◆ **Supplied records**

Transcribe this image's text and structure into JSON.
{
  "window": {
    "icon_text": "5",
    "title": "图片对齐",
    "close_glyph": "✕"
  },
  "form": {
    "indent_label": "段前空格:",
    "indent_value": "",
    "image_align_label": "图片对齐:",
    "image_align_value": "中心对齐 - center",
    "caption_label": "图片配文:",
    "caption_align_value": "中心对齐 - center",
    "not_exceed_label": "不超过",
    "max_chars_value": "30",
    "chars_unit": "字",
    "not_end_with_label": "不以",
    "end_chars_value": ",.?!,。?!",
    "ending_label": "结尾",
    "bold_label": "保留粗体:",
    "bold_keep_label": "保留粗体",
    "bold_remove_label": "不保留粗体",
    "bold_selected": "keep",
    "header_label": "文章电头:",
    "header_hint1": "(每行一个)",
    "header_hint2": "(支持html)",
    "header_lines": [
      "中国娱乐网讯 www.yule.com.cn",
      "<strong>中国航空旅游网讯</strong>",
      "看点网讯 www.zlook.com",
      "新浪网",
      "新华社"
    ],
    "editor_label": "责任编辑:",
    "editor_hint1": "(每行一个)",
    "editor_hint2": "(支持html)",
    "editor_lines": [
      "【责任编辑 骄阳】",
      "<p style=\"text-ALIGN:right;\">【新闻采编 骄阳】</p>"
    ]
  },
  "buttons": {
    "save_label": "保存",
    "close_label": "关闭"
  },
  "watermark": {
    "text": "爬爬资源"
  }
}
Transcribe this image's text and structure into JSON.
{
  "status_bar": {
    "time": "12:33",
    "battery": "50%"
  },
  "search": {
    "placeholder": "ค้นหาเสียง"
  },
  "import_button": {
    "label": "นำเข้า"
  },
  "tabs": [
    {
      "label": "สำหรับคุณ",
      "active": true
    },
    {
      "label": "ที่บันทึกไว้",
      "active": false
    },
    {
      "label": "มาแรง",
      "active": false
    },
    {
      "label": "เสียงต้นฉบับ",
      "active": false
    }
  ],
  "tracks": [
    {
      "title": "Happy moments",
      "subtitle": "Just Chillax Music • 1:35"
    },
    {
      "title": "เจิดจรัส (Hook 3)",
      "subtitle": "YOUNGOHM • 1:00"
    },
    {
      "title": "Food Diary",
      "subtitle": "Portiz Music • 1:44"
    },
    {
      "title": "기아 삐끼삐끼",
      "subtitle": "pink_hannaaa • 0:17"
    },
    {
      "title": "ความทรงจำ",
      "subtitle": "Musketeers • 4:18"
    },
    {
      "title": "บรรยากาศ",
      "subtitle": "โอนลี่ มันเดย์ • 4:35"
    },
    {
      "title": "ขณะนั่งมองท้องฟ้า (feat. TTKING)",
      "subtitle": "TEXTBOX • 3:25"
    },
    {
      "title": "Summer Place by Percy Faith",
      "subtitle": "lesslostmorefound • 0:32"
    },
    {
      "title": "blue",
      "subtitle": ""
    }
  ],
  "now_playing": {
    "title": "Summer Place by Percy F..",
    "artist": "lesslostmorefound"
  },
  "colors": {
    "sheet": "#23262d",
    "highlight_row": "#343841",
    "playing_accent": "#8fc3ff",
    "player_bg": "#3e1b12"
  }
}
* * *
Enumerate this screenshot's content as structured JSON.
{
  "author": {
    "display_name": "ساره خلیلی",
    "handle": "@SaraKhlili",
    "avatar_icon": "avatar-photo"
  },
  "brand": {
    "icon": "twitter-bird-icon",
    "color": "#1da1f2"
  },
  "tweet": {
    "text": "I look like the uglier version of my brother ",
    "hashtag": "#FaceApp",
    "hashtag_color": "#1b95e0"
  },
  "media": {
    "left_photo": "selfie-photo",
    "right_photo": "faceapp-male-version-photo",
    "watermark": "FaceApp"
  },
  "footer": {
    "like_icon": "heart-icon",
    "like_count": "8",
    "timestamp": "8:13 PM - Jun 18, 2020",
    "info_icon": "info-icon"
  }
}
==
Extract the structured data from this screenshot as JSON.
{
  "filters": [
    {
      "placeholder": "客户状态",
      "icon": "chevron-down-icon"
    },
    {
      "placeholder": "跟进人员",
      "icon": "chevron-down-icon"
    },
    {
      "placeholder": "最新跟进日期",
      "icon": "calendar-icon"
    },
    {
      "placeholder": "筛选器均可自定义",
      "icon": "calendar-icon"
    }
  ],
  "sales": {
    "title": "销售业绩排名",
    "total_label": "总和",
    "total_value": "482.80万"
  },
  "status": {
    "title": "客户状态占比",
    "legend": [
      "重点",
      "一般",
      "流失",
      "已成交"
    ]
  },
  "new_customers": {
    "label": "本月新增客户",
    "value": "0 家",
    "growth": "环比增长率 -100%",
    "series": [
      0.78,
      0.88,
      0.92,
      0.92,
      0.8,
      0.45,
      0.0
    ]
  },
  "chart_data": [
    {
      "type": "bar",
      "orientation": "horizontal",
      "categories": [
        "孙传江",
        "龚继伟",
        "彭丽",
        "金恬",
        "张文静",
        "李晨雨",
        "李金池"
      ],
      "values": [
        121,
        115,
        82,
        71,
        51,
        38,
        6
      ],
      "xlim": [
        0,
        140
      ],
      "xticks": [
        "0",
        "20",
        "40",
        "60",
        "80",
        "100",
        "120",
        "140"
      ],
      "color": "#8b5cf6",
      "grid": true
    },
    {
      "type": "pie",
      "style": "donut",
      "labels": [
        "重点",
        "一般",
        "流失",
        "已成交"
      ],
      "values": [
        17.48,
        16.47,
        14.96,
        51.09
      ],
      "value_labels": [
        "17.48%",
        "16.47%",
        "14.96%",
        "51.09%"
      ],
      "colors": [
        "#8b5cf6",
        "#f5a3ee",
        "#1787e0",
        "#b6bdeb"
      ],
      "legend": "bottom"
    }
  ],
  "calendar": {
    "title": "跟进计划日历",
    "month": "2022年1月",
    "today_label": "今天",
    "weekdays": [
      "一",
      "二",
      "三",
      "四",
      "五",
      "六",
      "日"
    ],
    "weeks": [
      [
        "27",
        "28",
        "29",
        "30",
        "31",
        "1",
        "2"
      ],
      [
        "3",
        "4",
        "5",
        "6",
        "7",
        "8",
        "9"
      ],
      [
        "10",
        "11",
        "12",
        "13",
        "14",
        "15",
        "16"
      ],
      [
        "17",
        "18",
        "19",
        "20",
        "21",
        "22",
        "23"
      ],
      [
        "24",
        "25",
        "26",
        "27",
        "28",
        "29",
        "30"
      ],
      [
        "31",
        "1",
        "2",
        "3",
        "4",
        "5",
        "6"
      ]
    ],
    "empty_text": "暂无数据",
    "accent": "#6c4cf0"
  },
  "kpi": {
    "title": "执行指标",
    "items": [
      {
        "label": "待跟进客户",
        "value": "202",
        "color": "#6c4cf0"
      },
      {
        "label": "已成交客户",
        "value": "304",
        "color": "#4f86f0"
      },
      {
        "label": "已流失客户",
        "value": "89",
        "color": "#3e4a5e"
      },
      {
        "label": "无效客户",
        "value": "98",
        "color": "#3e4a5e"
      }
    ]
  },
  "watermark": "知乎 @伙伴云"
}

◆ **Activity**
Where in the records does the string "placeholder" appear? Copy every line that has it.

◆ **Task result**
    "placeholder": "ค้นหาเสียง"
      "placeholder": "客户状态",
      "placeholder": "跟进人员",
      "placeholder": "最新跟进日期",
      "placeholder": "筛选器均可自定义",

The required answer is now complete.